The morning I finished reading Turn of the Century, The New York Times reported that an ocean liner had sunk off the coast of Malaysia. As the passengers watched the ship go down, they began to sing the song from Titanic. This, my friend, is a Kurt Andersen moment: You hum the theme song to your own disaster. Turn of the Century
by Kurt Andersen (Random House, $24.95) In Andersen's sprawling first novel, the very air tastes of the entertainment industry. It's the year 2000, and it looks a lot like today, only with more commercials. Dharma Minus Greg is on TV; Times Square has become the Infotainment Zone; prep school soccer teams have Adidas endorsement deals to pay for professional coaches. All possible, all probable, let's face it, all just about to happen. Also just about to happen is George Mactier, former Newsweek correspondent, current producer of the TV show NARCS, which sets its cast of actors in the midst of real drug busts. George Mactier has a vision: a TV show that would perfectly meld fact and fiction. Newscasters would play themselves in a "dramedy" depicting their lives, then report on breaking news. He has just sold this notion to the Mose Broadcasting Corp., run by Canadian billionaire financier Harold Mose (who, in a fine send-up of CEO jargon, inspires his employees with metaphors from the sport of curling). George's wife, Silicon Alley exec Lizzie Zimbalist, produces Y2K debuggers, violent video games, and other necessities of millennial life.
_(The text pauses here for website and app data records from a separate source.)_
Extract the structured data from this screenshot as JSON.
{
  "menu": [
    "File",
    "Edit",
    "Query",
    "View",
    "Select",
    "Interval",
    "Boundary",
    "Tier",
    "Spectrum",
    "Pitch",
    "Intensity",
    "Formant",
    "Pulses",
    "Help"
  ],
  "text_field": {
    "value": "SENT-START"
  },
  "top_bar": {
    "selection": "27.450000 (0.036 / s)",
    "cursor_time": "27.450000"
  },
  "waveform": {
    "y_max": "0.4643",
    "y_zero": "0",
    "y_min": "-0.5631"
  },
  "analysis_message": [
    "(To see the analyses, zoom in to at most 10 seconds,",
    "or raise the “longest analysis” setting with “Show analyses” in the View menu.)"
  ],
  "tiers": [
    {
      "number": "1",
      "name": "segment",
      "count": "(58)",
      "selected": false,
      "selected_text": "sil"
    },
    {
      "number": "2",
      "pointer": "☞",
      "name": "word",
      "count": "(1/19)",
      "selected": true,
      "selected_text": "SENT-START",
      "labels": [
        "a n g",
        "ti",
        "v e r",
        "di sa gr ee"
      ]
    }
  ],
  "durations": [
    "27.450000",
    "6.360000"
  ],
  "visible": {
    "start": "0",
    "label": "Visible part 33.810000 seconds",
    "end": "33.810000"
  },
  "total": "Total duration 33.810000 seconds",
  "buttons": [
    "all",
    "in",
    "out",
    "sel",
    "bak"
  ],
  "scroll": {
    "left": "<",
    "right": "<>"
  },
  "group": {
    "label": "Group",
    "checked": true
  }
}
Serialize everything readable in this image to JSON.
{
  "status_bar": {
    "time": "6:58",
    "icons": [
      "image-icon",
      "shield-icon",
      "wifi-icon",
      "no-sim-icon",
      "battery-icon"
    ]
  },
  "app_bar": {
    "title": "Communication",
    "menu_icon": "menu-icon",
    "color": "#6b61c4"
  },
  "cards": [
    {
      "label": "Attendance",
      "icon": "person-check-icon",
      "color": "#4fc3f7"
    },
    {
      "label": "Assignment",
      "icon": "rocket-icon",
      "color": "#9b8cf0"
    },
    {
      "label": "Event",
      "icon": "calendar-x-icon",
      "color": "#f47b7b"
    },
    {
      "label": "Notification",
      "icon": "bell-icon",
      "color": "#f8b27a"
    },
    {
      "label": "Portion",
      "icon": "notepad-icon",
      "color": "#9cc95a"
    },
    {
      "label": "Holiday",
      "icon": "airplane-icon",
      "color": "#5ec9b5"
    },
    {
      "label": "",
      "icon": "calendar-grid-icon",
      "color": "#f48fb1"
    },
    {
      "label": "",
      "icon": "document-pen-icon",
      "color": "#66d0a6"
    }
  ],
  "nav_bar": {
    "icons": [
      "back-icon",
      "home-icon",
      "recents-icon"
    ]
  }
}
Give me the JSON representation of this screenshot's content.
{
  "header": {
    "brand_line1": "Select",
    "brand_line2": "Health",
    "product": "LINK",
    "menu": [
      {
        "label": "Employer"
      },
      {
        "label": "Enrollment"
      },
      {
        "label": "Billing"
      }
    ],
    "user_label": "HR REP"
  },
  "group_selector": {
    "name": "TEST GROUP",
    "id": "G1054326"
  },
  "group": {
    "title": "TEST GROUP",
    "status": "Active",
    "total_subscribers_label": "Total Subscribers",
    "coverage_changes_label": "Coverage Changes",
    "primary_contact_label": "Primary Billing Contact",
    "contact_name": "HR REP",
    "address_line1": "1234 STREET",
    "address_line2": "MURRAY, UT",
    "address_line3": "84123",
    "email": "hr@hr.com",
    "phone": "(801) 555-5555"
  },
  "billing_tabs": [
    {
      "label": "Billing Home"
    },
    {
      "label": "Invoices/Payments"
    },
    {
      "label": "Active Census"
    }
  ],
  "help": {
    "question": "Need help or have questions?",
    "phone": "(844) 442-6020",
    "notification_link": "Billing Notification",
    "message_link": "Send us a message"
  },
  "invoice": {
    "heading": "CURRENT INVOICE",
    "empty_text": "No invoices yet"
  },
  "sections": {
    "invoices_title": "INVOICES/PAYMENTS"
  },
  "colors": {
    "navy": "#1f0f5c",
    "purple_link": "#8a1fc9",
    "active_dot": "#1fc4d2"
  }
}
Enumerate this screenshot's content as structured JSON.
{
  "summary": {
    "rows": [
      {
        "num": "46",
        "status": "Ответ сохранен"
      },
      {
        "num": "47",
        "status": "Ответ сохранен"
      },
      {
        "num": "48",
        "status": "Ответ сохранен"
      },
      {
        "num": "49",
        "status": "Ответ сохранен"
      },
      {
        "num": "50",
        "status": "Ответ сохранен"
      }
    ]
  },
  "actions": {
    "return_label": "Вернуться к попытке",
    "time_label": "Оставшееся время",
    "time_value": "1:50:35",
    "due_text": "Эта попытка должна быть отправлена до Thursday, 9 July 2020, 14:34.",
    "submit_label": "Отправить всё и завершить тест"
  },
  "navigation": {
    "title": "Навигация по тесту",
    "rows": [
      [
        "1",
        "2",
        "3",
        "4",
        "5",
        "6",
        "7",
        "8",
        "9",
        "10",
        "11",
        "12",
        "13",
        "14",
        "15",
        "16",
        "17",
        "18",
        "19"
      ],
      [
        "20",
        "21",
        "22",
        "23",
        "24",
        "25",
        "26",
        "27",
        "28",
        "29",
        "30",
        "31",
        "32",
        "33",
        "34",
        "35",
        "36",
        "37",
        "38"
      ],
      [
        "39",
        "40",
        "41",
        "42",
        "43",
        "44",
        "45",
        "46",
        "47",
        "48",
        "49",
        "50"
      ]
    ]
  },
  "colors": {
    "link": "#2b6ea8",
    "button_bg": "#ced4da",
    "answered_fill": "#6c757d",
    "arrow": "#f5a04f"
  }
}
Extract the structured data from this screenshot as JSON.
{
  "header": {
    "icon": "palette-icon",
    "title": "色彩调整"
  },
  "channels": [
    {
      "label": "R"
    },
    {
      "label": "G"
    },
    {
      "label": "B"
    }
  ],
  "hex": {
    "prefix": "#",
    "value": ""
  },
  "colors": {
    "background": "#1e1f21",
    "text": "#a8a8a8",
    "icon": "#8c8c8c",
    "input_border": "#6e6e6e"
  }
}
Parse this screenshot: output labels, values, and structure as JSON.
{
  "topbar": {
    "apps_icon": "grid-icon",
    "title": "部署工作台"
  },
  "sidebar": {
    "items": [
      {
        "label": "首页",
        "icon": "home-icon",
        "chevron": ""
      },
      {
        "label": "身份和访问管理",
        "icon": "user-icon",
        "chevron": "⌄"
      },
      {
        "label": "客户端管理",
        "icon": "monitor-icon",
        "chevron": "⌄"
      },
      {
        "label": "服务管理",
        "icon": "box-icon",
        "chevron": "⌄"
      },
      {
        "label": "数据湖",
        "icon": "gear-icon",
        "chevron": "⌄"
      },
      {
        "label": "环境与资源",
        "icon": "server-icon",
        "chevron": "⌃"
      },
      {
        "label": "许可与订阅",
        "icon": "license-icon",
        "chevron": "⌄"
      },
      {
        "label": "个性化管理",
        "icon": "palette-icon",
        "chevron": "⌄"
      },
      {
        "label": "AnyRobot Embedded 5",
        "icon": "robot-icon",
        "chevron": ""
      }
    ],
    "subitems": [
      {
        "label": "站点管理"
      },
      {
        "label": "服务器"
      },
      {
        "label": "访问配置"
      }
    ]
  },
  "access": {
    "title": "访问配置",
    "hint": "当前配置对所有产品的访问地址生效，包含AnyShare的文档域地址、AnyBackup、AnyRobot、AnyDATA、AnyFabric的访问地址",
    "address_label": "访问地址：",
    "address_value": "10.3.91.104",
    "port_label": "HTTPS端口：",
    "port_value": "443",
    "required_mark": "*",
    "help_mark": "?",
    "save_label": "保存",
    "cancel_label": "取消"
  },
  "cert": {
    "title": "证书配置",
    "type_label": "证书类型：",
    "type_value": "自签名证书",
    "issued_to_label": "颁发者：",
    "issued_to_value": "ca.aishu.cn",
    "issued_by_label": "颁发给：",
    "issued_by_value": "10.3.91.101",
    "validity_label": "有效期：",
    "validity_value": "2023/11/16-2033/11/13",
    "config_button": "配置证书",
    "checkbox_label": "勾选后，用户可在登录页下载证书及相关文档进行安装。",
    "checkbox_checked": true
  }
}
Her company is small, inventive, getting richer by the moment, and—of course—in negotiations with Microsoft. Lizzie and George battle their way through the labyrinthine politics of the entertainment and computer industries, but it's Andersen's satirical guns that gleefully blaze. Turn of the Century has been compared everywhere to Tom Wolfe's two big novels, but on its shimmering, oily surface it also resembles the recent Glamorama by Bret Easton Ellis: Celebrities, real and invented, pop up constantly; brand names are invoked; the thing fairly hums with sheer useless unwanted irresistible information. George giggles when Lizzie describes her new corporate workplace to him: "[It's] like Darth Vader's Berchtesgaden designed by Michael Graves on a Crate & Barrel budget." In Andersen's book, the silly (and very funny) name dropping goes to work and comes home having bagged something that looks a lot like meaning. Yes, George and Lizzie are horrible people—self-serving and self-satisfied. But they are the horrible people we suspect we ourselves might be given the right DNA of money, power, talent, and lack of scruple. And the MactierZimbalist m鮡ge is nothing if not self-aware. They're conscious of their cultural over-determination, and conscious that they need a break from it. They live in the Seaport section of New York, which they love because "living in the Seaport doesn't mean much of anything to the world, as living in SoHo or the Upper East Side or Brooklyn does." They also dream occasionally of moving to Redmond, and the book takes a side-trip to Seattle and the Microsoft campus, where Andersen takes some disappointingly Jean Goddenesque swipes at boutique beers and ubiquitous fleece. On the other hand, when a visiting writer picks up on ironies that you yourself have literally walked past without noticing every day for the last three years, you must, as they say in poker, yield to the power. By way of example: Lizzie goes out to dinner at a restaurant on Elliott Bay with a freaky UW scientist named Grinspoon, and at the end of the evening, "Grinspoon's car is parked a long way away ('Over by the Central Gun Exchange—across from Aveda')." Andersen savors that deeply Northwest juxtaposition of businesses, but doesn't dwell on it, and the snide, wonderful aside is typical of the best of his writing. Andersen's masterstroke as a comic writer, though, is his positioning of his book five minutes in the future. Americans have often been more accepting of British comedies of manners than they have of ones written here at home, which I had always chalked up to a finer British ear for dialogue. But I wonder now if it's not a matter of timing. Satirical writing depends on a reader's innate sense that the writer is just slightly ahead of the game. When we Americans read British writing we don't live with the referents, the slang, the costumes, and the manners; therefore we're not bothered by moments that ring untrue or outdated. Andersen has cleverly done another kind of end run around the problem of currentness by setting his book in the very near future. Toward the end of the book, Lizzie lies in bed reading Trollope's The Way We Live Now, maybe the best title ever given a novel. It would also make a fine, ironic title for Andersen's own book. By making an exaggerated picture of a possible world, Andersen has in fact given us a portrait of the way we live now, a portrait scarier and truer than most realist fiction. The title is apt in another way: Andersen's book—with its detailed, loving exposition of business matters; its exhaustive display of manners; its comic types giving way to real emotion; its sheer size—is Trollope for moderns. Claire Dederer is the film critic for 'Seattle Weekly.'